→ Exercise: The full set of lines below has to be duplicated exactly, with no picture kept.

→ Data shown:

-------------------------

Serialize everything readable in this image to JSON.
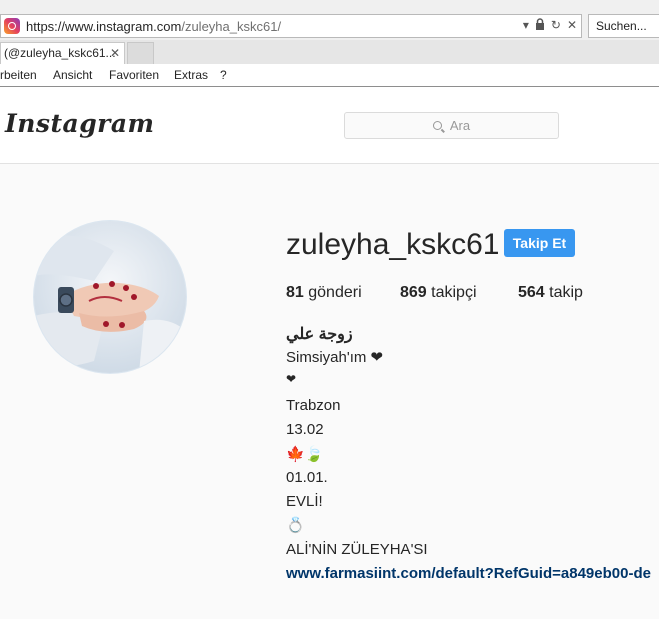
{
  "browser": {
    "url_scheme": "https://",
    "url_host": "www.instagram.com",
    "url_path": "/zuleyha_kskc61/",
    "search_placeholder": "Suchen...",
    "tab_title": "(@zuleyha_kskc61...",
    "tab_close": "✕",
    "icons": [
      "instagram-favicon",
      "dropdown-icon",
      "lock-icon",
      "reload-icon",
      "close-tab-icon"
    ]
  },
  "menu": {
    "items": [
      "rbeiten",
      "Ansicht",
      "Favoriten",
      "Extras",
      "?"
    ]
  },
  "header": {
    "logo": "Instagram",
    "search_placeholder": "Ara"
  },
  "profile": {
    "username": "zuleyha_kskc61",
    "follow_label": "Takip Et",
    "stats": [
      {
        "value": "81",
        "label": "gönderi"
      },
      {
        "value": "869",
        "label": "takipçi"
      },
      {
        "value": "564",
        "label": "takip"
      }
    ],
    "bio_lines": [
      "زوجة علي",
      "Simsiyah'ım ❤",
      "❤",
      "Trabzon",
      "13.02",
      "🍁🍃",
      "01.01.",
      "EVLİ!",
      "💍",
      "ALİ'NİN ZÜLEYHA'SI"
    ],
    "link": "www.farmasiint.com/default?RefGuid=a849eb00-de"
  },
  "colors": {
    "follow_button": "#3897f0",
    "link": "#003569",
    "background": "#fafafa"
  }
}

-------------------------

→ Result for this task:
Serialize everything readable in this image to JSON.
{
  "browser": {
    "url_scheme": "https://",
    "url_host": "www.instagram.com",
    "url_path": "/zuleyha_kskc61/",
    "search_placeholder": "Suchen...",
    "tab_title": "(@zuleyha_kskc61...",
    "tab_close": "✕",
    "icons": [
      "instagram-favicon",
      "dropdown-icon",
      "lock-icon",
      "reload-icon",
      "close-tab-icon"
    ]
  },
  "menu": {
    "items": [
      "rbeiten",
      "Ansicht",
      "Favoriten",
      "Extras",
      "?"
    ]
  },
  "header": {
    "logo": "Instagram",
    "search_placeholder": "Ara"
  },
  "profile": {
    "username": "zuleyha_kskc61",
    "follow_label": "Takip Et",
    "stats": [
      {
        "value": "81",
        "label": "gönderi"
      },
      {
        "value": "869",
        "label": "takipçi"
      },
      {
        "value": "564",
        "label": "takip"
      }
    ],
    "bio_lines": [
      "زوجة علي",
      "Simsiyah'ım ❤",
      "❤",
      "Trabzon",
      "13.02",
      "🍁🍃",
      "01.01.",
      "EVLİ!",
      "💍",
      "ALİ'NİN ZÜLEYHA'SI"
    ],
    "link": "www.farmasiint.com/default?RefGuid=a849eb00-de"
  },
  "colors": {
    "follow_button": "#3897f0",
    "link": "#003569",
    "background": "#fafafa"
  }
}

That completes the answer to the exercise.